August 4, 2012… Austin Summerfest (Hamfest). I went there determined to find a good bargain in the swap tables area and I found it. Here is a Yaesu FT-8500 dual band mobile radio. This is a pretty good radio especially because the faceplate separates from the rest of the radio and it can be installed with a separation kit to only show the plate while hiding the rest of the radio. All controls are located on the microphone which makes it easier for me to use. Now, some people don’t like, or can’t appreciate the beauty of having all the controls on the mic, but that is a matter of opinion, and I like it! This radio will probably end up on my motorcycle permanently.
The Alinco DJ-C1 is a 2-meter amateur radio “credit card” size transceiver. Produced in the early 1990’s the DJ-C1 has a built-in microphone on the front and requires an external earphone or speaker-mike. The DJ-C1 transmits at 0.3 W (or 300mW) on 144-148 MHz. The extendable antenna must be in the fully extended position and straight up when transmitting. This is HT is about 3 credit cards thick. Works as it should and battery holds a charge. Very good physical condition. Receives AM aircraft as well as 2 meters and surrounding FM frequencies. I came upon this little radio from a ham in the area who was selling some of his radio equipment and I snagged this little beauty at a bargain price.
The FT-857D is a fantastic little radio covering 160m-70cm straight through including broadcast AM and FM. I included the ATAS-120A antenna in the purchase since it was the recommended mobile antenna for this radio. I installed this miniature radio in my truck and my only concern is that to this date I cannot get rid of the static it produces when the truck is running. No problem when I am parked, idle, and even when the engine is not running. Yet, as soon as I put the key in the ignition, static begins. I love using this radio and I may even use it for a base radio at work or my Shack #2 and look for an alternative for the vehicle, or even return the FT-8900R to it. I never had a problem with the 8900R. If anyone has a solution to my problem, please let me know.

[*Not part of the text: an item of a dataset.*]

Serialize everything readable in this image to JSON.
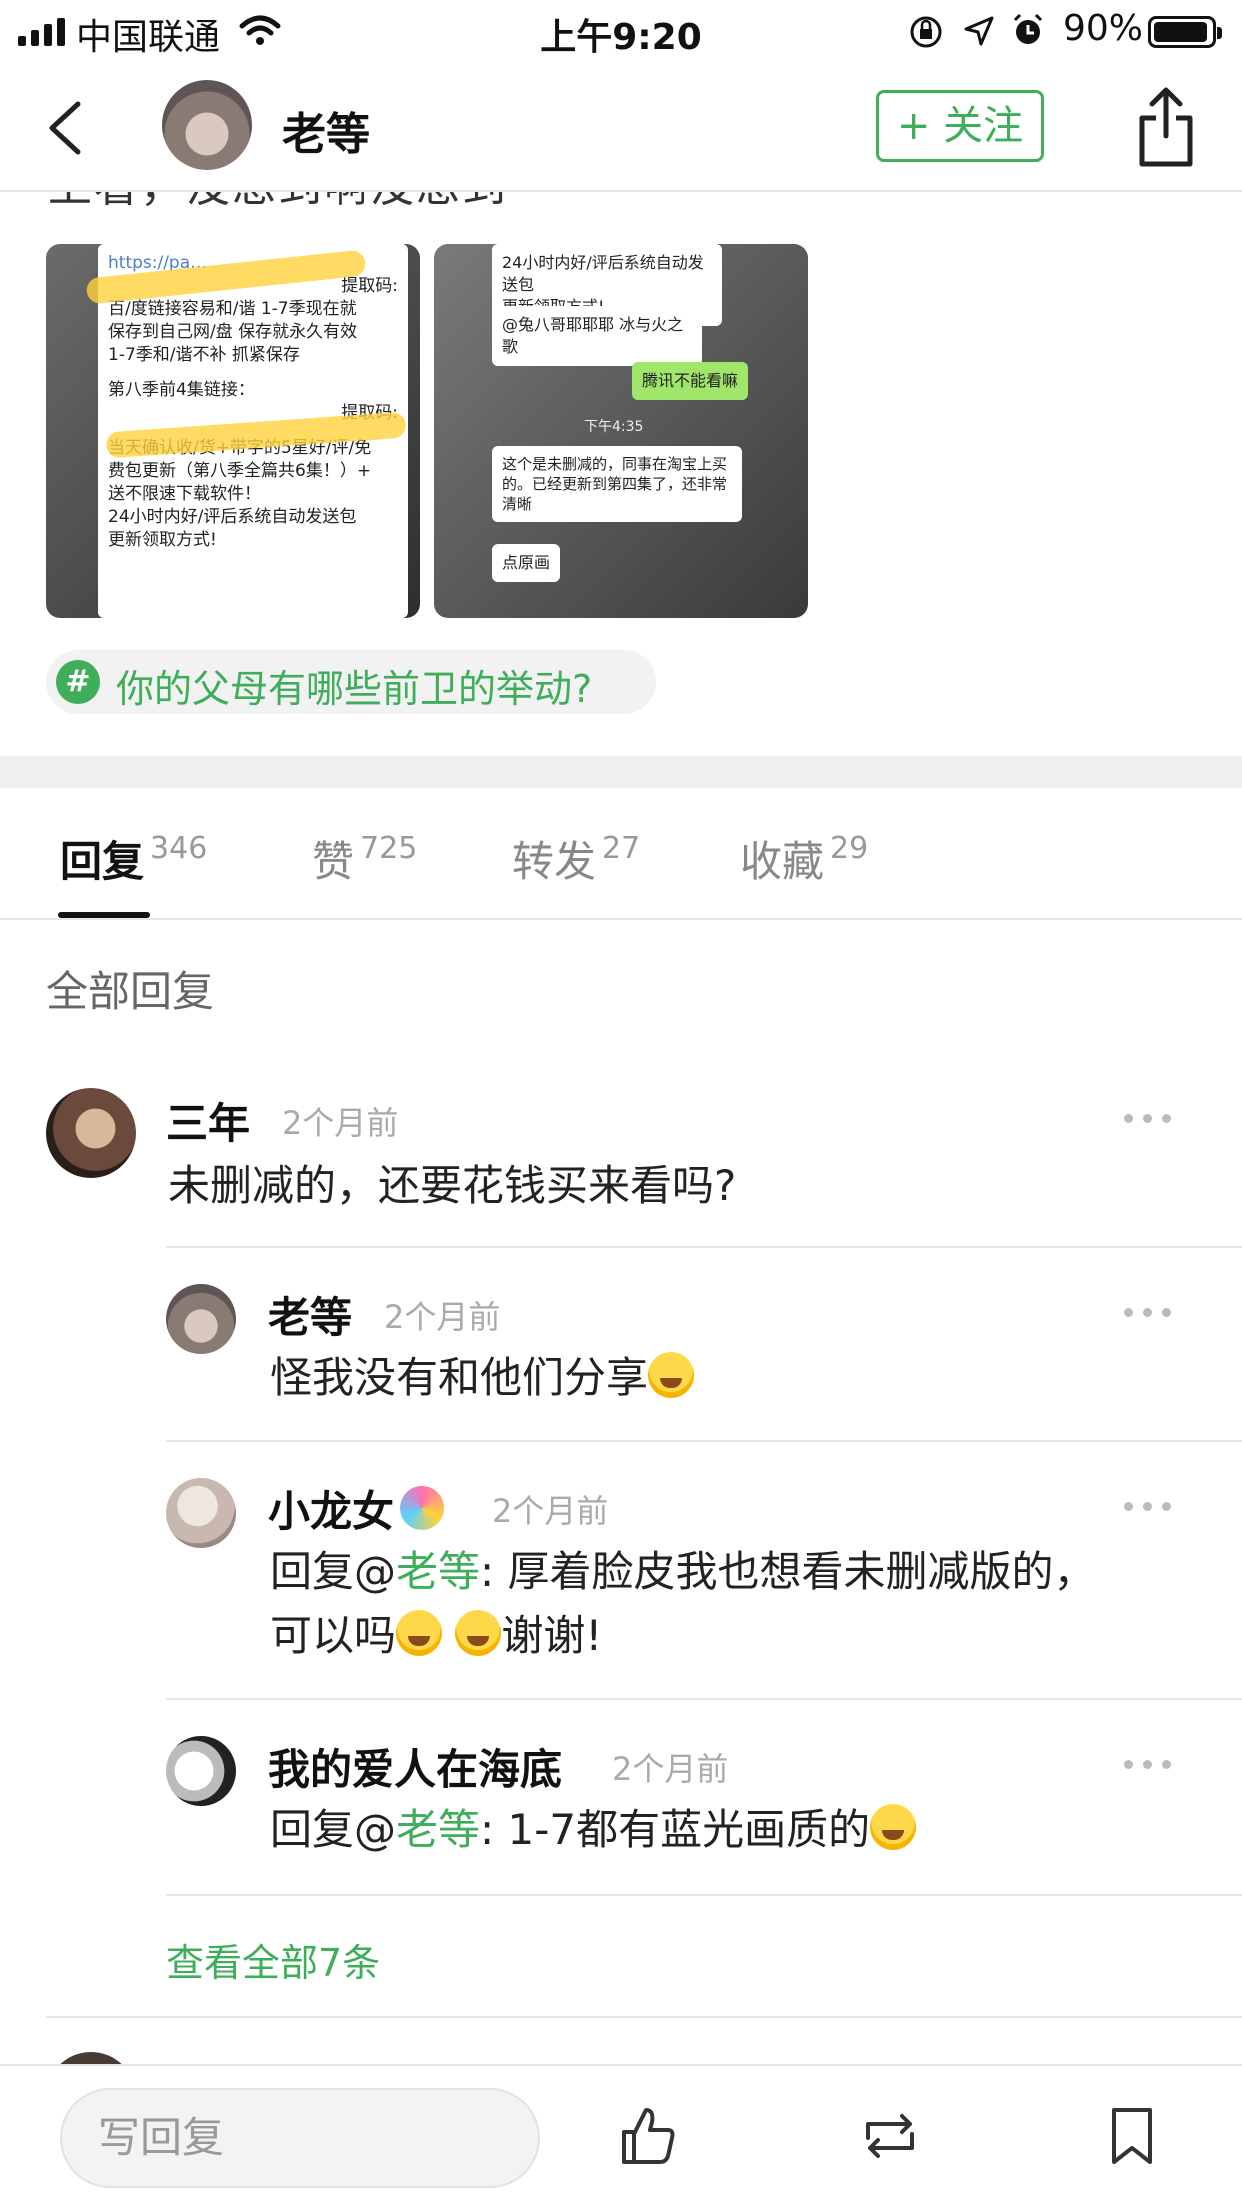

This is the Baofeng UV-5RA, a magnificent little workhorse for those who want it all in a compact size and with a big complex. The UV-5RA will work UHF-VHF, FRS, GMRS, MURS, FM broadcast, and I think other frequencies as well. If you buy this radio, ditch the antenna and purchase one of the Nagoyas, including the rubber duckie or the car magnet mount, you will not be disappointed. At the great price of about $35.00 depending on where you buy it, you will not want to let this one go. It is a little tricky to program, but nothing impossible to do. Really simple to program with the free software CHIRP, look it up. I bought this little radio because at the time it was all the rave and just had to see for myself. Well, the hype was correct and I have almost made this my de facto radio for communications. Inexpensive, handsome, easy to use, and it has a big load of accesories that you can purchase once you make yourself comfortable with it.